**Instructions to follow:**
Pull every line containing "Специальные" from the data.

**Working data:**
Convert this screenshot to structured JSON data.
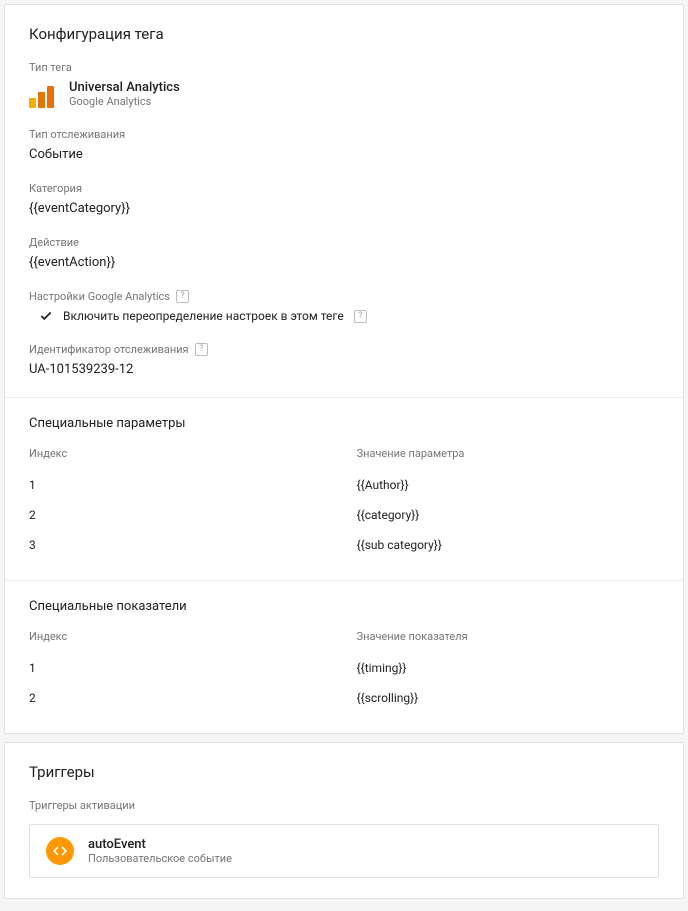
{
  "tagConfig": {
    "title": "Конфигурация тега",
    "tagTypeLabel": "Тип тега",
    "tagType": {
      "name": "Universal Analytics",
      "vendor": "Google Analytics"
    },
    "trackingTypeLabel": "Тип отслеживания",
    "trackingType": "Событие",
    "categoryLabel": "Категория",
    "category": "{{eventCategory}}",
    "actionLabel": "Действие",
    "action": "{{eventAction}}",
    "gaSettingsLabel": "Настройки Google Analytics",
    "overrideLabel": "Включить переопределение настроек в этом теге",
    "trackingIdLabel": "Идентификатор отслеживания",
    "trackingId": "UA-101539239-12",
    "customDimensions": {
      "title": "Специальные параметры",
      "indexHeader": "Индекс",
      "valueHeader": "Значение параметра",
      "rows": [
        {
          "index": "1",
          "value": "{{Author}}"
        },
        {
          "index": "2",
          "value": "{{category}}"
        },
        {
          "index": "3",
          "value": "{{sub category}}"
        }
      ]
    },
    "customMetrics": {
      "title": "Специальные показатели",
      "indexHeader": "Индекс",
      "valueHeader": "Значение показателя",
      "rows": [
        {
          "index": "1",
          "value": "{{timing}}"
        },
        {
          "index": "2",
          "value": "{{scrolling}}"
        }
      ]
    }
  },
  "triggers": {
    "title": "Триггеры",
    "activationLabel": "Триггеры активации",
    "items": [
      {
        "name": "autoEvent",
        "type": "Пользовательское событие"
      }
    ]
  }
}
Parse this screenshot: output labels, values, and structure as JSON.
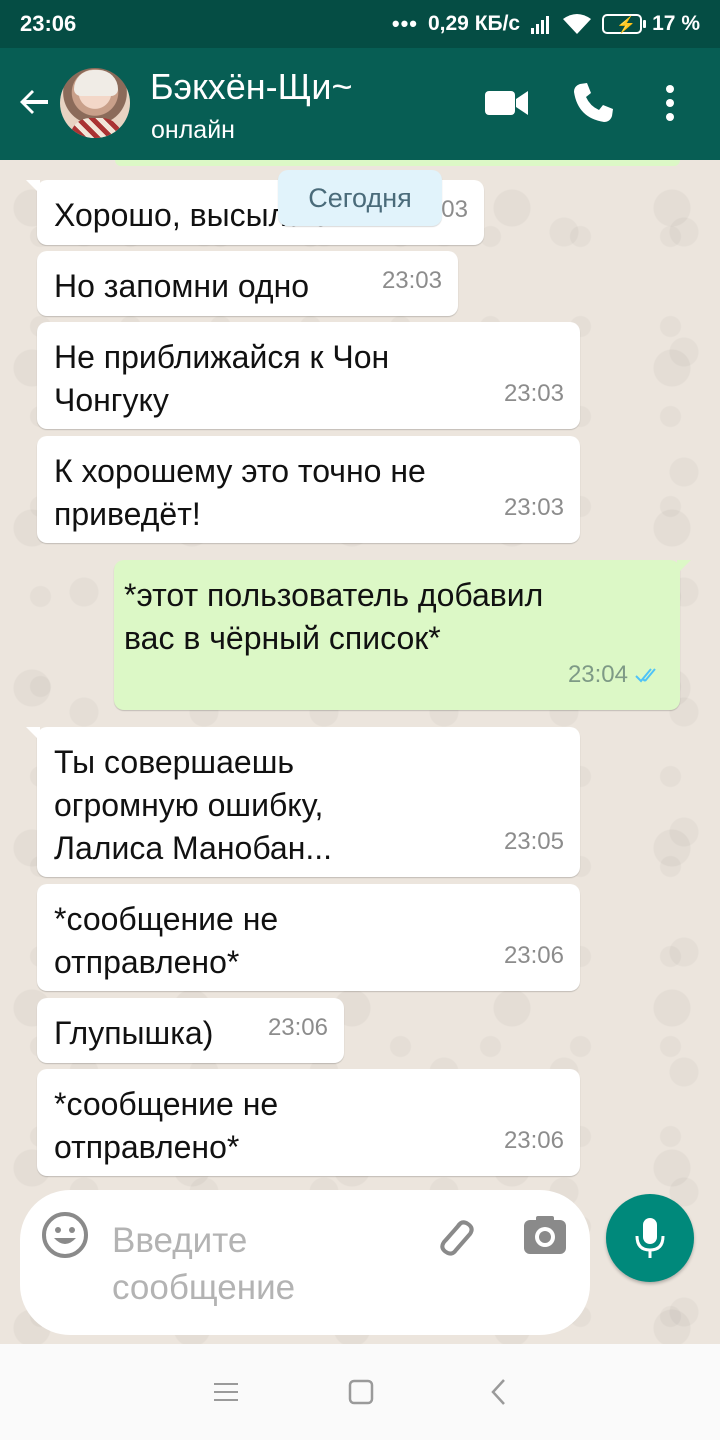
{
  "status_bar": {
    "time": "23:06",
    "network_speed": "0,29 КБ/с",
    "battery": "17 %",
    "dots": "•••"
  },
  "header": {
    "contact_name": "Бэкхён-Щи~",
    "contact_status": "онлайн",
    "icons": [
      "back-arrow-icon",
      "avatar",
      "video-call-icon",
      "phone-icon",
      "more-vert-icon"
    ]
  },
  "date_chip": "Сегодня",
  "messages": [
    {
      "dir": "in",
      "text": "Хорошо, высылаю",
      "time": "23:03"
    },
    {
      "dir": "in",
      "text": "Но запомни одно",
      "time": "23:03"
    },
    {
      "dir": "in",
      "text": "Не приближайся к Чон Чонгуку",
      "time": "23:03"
    },
    {
      "dir": "in",
      "text": "К хорошему это точно не приведёт!",
      "time": "23:03"
    },
    {
      "dir": "out",
      "text": "*этот пользователь добавил вас в чёрный список*",
      "time": "23:04",
      "read": true
    },
    {
      "dir": "in",
      "text": "Ты совершаешь огромную ошибку, Лалиса Манобан...",
      "time": "23:05"
    },
    {
      "dir": "in",
      "text": "*сообщение не отправлено*",
      "time": "23:06"
    },
    {
      "dir": "in",
      "text": "Глупышка)",
      "time": "23:06"
    },
    {
      "dir": "in",
      "text": "*сообщение не отправлено*",
      "time": "23:06"
    }
  ],
  "input": {
    "placeholder": "Введите сообщение",
    "icons": [
      "emoji-icon",
      "attach-icon",
      "camera-icon",
      "mic-icon"
    ]
  },
  "colors": {
    "header": "#075e54",
    "status_bar": "#054d44",
    "outgoing_bubble": "#dcf8c6",
    "incoming_bubble": "#ffffff",
    "chat_bg": "#ece5dd",
    "accent": "#00897b",
    "read_ticks": "#4fc3f7"
  }
}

**Response:**
      "title": "Специальные параметры",
      "title": "Специальные показатели",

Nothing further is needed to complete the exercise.